• **Exercise**
Could you write the entries out again, exactly as they appear?
[Data Boundary: Start]
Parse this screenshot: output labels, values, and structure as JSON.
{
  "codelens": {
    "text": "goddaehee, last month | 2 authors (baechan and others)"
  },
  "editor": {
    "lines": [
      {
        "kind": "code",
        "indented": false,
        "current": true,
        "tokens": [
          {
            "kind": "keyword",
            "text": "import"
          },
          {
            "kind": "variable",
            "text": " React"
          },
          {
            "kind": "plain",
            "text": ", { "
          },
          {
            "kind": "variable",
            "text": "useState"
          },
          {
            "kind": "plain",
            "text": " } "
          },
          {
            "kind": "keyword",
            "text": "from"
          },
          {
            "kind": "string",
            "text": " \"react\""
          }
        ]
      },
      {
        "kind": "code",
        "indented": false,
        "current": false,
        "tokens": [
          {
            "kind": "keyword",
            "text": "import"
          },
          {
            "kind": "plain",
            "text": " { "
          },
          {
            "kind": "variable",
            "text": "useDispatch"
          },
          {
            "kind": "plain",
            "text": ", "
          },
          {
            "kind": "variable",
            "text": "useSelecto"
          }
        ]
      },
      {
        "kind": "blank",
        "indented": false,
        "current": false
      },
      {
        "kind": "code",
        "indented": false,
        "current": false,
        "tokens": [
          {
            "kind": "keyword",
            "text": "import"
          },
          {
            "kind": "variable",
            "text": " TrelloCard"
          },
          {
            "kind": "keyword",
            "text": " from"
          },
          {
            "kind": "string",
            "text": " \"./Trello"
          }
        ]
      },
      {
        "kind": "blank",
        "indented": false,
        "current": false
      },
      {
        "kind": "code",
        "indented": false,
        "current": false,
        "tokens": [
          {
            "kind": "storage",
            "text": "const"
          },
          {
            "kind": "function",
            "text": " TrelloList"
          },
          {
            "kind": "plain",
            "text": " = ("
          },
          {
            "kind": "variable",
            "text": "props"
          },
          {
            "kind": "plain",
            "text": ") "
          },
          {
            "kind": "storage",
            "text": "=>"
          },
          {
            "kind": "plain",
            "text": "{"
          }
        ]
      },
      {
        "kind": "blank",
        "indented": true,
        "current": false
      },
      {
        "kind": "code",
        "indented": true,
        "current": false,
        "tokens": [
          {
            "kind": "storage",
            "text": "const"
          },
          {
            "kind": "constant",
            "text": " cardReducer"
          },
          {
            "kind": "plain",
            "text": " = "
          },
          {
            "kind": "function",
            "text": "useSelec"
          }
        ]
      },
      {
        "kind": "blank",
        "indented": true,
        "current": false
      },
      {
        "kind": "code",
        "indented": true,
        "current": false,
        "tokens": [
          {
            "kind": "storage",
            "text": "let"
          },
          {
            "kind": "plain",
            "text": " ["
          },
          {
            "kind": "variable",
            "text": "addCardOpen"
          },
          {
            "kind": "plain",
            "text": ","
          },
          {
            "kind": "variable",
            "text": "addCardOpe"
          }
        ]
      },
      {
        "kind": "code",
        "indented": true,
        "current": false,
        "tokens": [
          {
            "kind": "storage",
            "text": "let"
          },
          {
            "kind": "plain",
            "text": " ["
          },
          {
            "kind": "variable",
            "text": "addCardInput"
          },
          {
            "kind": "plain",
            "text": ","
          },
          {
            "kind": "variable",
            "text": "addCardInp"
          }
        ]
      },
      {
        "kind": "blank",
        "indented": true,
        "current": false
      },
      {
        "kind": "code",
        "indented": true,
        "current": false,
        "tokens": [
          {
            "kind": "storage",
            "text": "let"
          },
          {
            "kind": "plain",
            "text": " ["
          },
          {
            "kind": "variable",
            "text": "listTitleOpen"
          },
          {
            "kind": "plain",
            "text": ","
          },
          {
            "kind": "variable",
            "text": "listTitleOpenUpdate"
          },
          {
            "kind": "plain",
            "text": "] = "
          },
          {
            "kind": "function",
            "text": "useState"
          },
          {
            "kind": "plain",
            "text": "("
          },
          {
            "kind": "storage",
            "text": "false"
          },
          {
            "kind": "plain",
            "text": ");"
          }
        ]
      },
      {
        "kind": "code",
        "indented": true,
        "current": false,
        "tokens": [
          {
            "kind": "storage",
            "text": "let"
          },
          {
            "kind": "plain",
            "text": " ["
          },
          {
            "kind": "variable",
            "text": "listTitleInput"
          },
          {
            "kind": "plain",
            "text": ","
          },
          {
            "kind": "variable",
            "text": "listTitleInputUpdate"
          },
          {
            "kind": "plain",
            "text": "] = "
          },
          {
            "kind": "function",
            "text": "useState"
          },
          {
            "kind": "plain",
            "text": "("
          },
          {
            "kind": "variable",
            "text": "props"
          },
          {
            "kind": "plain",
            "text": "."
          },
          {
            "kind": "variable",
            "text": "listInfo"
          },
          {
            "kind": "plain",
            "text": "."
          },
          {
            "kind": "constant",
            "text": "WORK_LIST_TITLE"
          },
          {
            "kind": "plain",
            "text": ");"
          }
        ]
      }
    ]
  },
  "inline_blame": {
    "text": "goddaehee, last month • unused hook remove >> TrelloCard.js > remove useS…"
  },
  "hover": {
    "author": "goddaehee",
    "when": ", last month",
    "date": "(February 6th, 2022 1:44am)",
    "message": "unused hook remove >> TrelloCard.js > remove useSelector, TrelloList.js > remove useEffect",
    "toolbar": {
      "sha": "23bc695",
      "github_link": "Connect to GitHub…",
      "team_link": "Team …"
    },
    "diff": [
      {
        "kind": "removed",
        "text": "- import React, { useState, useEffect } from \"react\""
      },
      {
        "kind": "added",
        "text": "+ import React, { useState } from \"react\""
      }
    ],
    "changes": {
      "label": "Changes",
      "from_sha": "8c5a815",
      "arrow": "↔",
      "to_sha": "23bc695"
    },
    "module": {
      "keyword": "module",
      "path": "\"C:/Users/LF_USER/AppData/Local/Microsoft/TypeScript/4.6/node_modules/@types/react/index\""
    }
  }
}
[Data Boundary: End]
• **Solution to this exercise**
Parse this screenshot: output labels, values, and structure as JSON.
{
  "codelens": {
    "text": "goddaehee, last month | 2 authors (baechan and others)"
  },
  "editor": {
    "lines": [
      {
        "kind": "code",
        "indented": false,
        "current": true,
        "tokens": [
          {
            "kind": "keyword",
            "text": "import"
          },
          {
            "kind": "variable",
            "text": " React"
          },
          {
            "kind": "plain",
            "text": ", { "
          },
          {
            "kind": "variable",
            "text": "useState"
          },
          {
            "kind": "plain",
            "text": " } "
          },
          {
            "kind": "keyword",
            "text": "from"
          },
          {
            "kind": "string",
            "text": " \"react\""
          }
        ]
      },
      {
        "kind": "code",
        "indented": false,
        "current": false,
        "tokens": [
          {
            "kind": "keyword",
            "text": "import"
          },
          {
            "kind": "plain",
            "text": " { "
          },
          {
            "kind": "variable",
            "text": "useDispatch"
          },
          {
            "kind": "plain",
            "text": ", "
          },
          {
            "kind": "variable",
            "text": "useSelecto"
          }
        ]
      },
      {
        "kind": "blank",
        "indented": false,
        "current": false
      },
      {
        "kind": "code",
        "indented": false,
        "current": false,
        "tokens": [
          {
            "kind": "keyword",
            "text": "import"
          },
          {
            "kind": "variable",
            "text": " TrelloCard"
          },
          {
            "kind": "keyword",
            "text": " from"
          },
          {
            "kind": "string",
            "text": " \"./Trello"
          }
        ]
      },
      {
        "kind": "blank",
        "indented": false,
        "current": false
      },
      {
        "kind": "code",
        "indented": false,
        "current": false,
        "tokens": [
          {
            "kind": "storage",
            "text": "const"
          },
          {
            "kind": "function",
            "text": " TrelloList"
          },
          {
            "kind": "plain",
            "text": " = ("
          },
          {
            "kind": "variable",
            "text": "props"
          },
          {
            "kind": "plain",
            "text": ") "
          },
          {
            "kind": "storage",
            "text": "=>"
          },
          {
            "kind": "plain",
            "text": "{"
          }
        ]
      },
      {
        "kind": "blank",
        "indented": true,
        "current": false
      },
      {
        "kind": "code",
        "indented": true,
        "current": false,
        "tokens": [
          {
            "kind": "storage",
            "text": "const"
          },
          {
            "kind": "constant",
            "text": " cardReducer"
          },
          {
            "kind": "plain",
            "text": " = "
          },
          {
            "kind": "function",
            "text": "useSelec"
          }
        ]
      },
      {
        "kind": "blank",
        "indented": true,
        "current": false
      },
      {
        "kind": "code",
        "indented": true,
        "current": false,
        "tokens": [
          {
            "kind": "storage",
            "text": "let"
          },
          {
            "kind": "plain",
            "text": " ["
          },
          {
            "kind": "variable",
            "text": "addCardOpen"
          },
          {
            "kind": "plain",
            "text": ","
          },
          {
            "kind": "variable",
            "text": "addCardOpe"
          }
        ]
      },
      {
        "kind": "code",
        "indented": true,
        "current": false,
        "tokens": [
          {
            "kind": "storage",
            "text": "let"
          },
          {
            "kind": "plain",
            "text": " ["
          },
          {
            "kind": "variable",
            "text": "addCardInput"
          },
          {
            "kind": "plain",
            "text": ","
          },
          {
            "kind": "variable",
            "text": "addCardInp"
          }
        ]
      },
      {
        "kind": "blank",
        "indented": true,
        "current": false
      },
      {
        "kind": "code",
        "indented": true,
        "current": false,
        "tokens": [
          {
            "kind": "storage",
            "text": "let"
          },
          {
            "kind": "plain",
            "text": " ["
          },
          {
            "kind": "variable",
            "text": "listTitleOpen"
          },
          {
            "kind": "plain",
            "text": ","
          },
          {
            "kind": "variable",
            "text": "listTitleOpenUpdate"
          },
          {
            "kind": "plain",
            "text": "] = "
          },
          {
            "kind": "function",
            "text": "useState"
          },
          {
            "kind": "plain",
            "text": "("
          },
          {
            "kind": "storage",
            "text": "false"
          },
          {
            "kind": "plain",
            "text": ");"
          }
        ]
      },
      {
        "kind": "code",
        "indented": true,
        "current": false,
        "tokens": [
          {
            "kind": "storage",
            "text": "let"
          },
          {
            "kind": "plain",
            "text": " ["
          },
          {
            "kind": "variable",
            "text": "listTitleInput"
          },
          {
            "kind": "plain",
            "text": ","
          },
          {
            "kind": "variable",
            "text": "listTitleInputUpdate"
          },
          {
            "kind": "plain",
            "text": "] = "
          },
          {
            "kind": "function",
            "text": "useState"
          },
          {
            "kind": "plain",
            "text": "("
          },
          {
            "kind": "variable",
            "text": "props"
          },
          {
            "kind": "plain",
            "text": "."
          },
          {
            "kind": "variable",
            "text": "listInfo"
          },
          {
            "kind": "plain",
            "text": "."
          },
          {
            "kind": "constant",
            "text": "WORK_LIST_TITLE"
          },
          {
            "kind": "plain",
            "text": ");"
          }
        ]
      }
    ]
  },
  "inline_blame": {
    "text": "goddaehee, last month • unused hook remove >> TrelloCard.js > remove useS…"
  },
  "hover": {
    "author": "goddaehee",
    "when": ", last month",
    "date": "(February 6th, 2022 1:44am)",
    "message": "unused hook remove >> TrelloCard.js > remove useSelector, TrelloList.js > remove useEffect",
    "toolbar": {
      "sha": "23bc695",
      "github_link": "Connect to GitHub…",
      "team_link": "Team …"
    },
    "diff": [
      {
        "kind": "removed",
        "text": "- import React, { useState, useEffect } from \"react\""
      },
      {
        "kind": "added",
        "text": "+ import React, { useState } from \"react\""
      }
    ],
    "changes": {
      "label": "Changes",
      "from_sha": "8c5a815",
      "arrow": "↔",
      "to_sha": "23bc695"
    },
    "module": {
      "keyword": "module",
      "path": "\"C:/Users/LF_USER/AppData/Local/Microsoft/TypeScript/4.6/node_modules/@types/react/index\""
    }
  }
}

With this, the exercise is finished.